The sad case of Jonathan Carey, highlighted in an extensive investigative report by the New York Times shows the specific impact of a dysfunctional human resource management system. A staff member smothered Jonathan by sitting on him. Another staff member, driving a van at the time, witnessed the incident through the rear-view mirror. The incident followed a series of suspected physical abuse of Jonathan and documented abuse of other residents at the same facility.
The article describes hiring practices that convey a low level of selectivity. The description gives the impression that the agency is desperate for employees and will hire anyone. Poor training and a weak culture compound hiring mistakes.
Structured research (eg, the Stanford Prison Study) and widely reported new (eg, the Abu Graib prison incidents) have made the point repeatedly that people behave badly when given absolute power over others. For much of their working day, employees of facilities for people with developmental disabilities work without direct oversight. They have all the power.
What to do?
Play Seriously or Go Home. Positions with responsibility for vulnerable people require deep commitment to core values. If you can’t make that commitment, move onto a position that fits you.
Establish Ongoing Conversations on Core Values. Working with people with developmental disabilities makes serious demands on one’s energy, compassion, and emotions. Few employees have the stamina to maintain a constructive focus on their own. Sharing feelings and experiences with colleagues helps.
Make Civility, Respect, and Quality Care an Active Force. It’s unrealistic to assume that all employees arrive with the wherewithal to demonstrate respect and emphasize patient safety throughout their work days. Workgroups need a format to experiment with innovative approaches to challenging situations. One effective format is CREW.
Challenging work requires exceptional organizational resilience. Employees need sufficient psychological safety to raise volatile issues at work. They need to know how to challenge one another and how to be challenged by others.

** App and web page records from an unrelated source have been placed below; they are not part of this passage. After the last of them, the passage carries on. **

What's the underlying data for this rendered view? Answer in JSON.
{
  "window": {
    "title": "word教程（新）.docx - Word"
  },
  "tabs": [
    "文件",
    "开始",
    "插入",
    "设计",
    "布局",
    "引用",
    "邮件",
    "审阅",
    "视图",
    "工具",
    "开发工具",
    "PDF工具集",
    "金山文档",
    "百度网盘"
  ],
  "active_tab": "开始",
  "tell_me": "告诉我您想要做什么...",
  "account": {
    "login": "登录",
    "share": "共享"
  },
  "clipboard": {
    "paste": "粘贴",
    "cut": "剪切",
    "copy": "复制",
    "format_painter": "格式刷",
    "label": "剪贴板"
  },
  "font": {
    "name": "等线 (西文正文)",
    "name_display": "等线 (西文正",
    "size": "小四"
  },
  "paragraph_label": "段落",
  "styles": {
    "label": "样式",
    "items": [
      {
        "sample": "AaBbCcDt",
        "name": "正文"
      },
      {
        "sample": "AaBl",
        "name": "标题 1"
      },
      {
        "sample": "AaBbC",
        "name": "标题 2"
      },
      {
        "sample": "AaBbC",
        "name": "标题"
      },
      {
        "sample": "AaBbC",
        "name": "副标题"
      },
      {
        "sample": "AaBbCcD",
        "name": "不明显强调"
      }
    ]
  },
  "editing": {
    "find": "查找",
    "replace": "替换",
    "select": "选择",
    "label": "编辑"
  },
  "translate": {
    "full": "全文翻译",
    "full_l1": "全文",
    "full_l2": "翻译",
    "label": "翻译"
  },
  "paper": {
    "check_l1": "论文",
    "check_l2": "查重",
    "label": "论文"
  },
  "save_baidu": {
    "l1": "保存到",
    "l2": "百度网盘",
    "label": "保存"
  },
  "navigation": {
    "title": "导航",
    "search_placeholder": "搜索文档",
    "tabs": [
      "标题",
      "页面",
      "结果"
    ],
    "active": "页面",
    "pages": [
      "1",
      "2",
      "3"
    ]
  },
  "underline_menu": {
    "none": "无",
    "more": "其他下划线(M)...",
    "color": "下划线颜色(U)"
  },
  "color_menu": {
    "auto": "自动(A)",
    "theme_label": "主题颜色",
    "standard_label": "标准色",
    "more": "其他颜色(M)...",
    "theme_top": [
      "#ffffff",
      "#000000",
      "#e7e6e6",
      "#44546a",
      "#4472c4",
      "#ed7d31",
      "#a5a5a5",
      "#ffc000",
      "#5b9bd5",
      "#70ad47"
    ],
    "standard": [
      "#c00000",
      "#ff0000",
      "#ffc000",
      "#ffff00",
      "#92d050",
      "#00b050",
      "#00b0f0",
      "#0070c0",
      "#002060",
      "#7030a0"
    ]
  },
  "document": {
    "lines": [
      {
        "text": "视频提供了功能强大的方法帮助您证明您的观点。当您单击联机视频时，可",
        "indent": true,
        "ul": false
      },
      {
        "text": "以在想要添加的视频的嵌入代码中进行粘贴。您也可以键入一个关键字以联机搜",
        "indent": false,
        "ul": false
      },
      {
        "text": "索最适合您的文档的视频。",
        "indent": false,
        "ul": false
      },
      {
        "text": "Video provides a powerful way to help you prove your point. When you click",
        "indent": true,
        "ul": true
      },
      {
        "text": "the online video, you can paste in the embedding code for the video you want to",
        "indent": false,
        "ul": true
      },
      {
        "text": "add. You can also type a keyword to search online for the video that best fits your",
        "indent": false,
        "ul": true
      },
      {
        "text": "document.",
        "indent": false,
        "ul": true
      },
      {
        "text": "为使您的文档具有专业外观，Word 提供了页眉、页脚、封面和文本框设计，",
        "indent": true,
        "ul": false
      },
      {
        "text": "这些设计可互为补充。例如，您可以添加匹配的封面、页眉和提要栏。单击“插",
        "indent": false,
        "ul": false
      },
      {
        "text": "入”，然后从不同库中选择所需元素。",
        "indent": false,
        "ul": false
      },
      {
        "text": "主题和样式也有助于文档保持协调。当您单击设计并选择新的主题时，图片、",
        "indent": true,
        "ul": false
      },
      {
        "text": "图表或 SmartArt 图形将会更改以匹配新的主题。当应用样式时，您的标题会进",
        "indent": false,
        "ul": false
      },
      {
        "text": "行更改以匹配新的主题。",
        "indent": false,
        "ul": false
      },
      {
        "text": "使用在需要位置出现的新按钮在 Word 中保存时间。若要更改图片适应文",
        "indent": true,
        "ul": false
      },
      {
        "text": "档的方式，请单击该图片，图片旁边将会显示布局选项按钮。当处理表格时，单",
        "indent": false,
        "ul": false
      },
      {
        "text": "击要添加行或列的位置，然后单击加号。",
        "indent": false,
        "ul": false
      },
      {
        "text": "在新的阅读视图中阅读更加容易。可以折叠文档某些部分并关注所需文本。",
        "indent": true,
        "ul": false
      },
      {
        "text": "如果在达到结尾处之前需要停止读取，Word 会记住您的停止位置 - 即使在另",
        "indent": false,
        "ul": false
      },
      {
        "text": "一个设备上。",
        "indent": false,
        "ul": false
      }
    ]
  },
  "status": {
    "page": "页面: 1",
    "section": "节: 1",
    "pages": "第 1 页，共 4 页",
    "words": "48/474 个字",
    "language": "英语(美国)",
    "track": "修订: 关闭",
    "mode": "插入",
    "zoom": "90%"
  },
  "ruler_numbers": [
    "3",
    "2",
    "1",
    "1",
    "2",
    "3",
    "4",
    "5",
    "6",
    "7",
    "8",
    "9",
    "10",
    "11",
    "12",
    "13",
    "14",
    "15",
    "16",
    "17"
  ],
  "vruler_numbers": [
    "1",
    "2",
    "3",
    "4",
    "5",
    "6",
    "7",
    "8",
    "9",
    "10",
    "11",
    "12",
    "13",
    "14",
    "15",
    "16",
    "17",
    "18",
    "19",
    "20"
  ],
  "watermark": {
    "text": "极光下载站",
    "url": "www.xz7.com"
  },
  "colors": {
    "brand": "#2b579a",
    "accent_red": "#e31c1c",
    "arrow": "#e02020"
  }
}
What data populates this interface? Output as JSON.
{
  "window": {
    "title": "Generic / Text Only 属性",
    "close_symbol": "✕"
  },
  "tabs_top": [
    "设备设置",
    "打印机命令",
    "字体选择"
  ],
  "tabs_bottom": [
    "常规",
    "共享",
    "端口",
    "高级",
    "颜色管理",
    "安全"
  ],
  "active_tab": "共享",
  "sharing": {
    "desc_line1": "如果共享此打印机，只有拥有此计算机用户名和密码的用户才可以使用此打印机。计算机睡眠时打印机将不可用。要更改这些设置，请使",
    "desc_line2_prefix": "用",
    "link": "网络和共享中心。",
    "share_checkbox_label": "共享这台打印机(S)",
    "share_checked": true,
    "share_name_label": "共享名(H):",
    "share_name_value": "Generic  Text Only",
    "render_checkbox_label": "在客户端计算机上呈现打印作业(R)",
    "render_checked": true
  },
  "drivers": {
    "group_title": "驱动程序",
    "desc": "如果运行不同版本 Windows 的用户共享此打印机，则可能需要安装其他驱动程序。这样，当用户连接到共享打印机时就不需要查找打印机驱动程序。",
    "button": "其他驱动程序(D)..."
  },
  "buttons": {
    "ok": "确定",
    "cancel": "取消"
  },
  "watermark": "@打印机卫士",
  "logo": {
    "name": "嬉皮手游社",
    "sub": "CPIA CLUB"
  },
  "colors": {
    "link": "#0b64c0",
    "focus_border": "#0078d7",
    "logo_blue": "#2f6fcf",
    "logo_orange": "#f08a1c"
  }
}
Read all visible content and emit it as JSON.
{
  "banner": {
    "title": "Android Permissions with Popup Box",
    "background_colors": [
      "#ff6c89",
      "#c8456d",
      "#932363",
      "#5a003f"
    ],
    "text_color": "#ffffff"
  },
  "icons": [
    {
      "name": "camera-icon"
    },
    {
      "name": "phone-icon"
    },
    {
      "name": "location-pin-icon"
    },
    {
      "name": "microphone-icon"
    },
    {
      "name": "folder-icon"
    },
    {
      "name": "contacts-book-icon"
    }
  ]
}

Simply assuming that everyone is on the same page is unrealistic and fraught with peril.
What management practices have you witnessed that assure care for vulnerable individuals?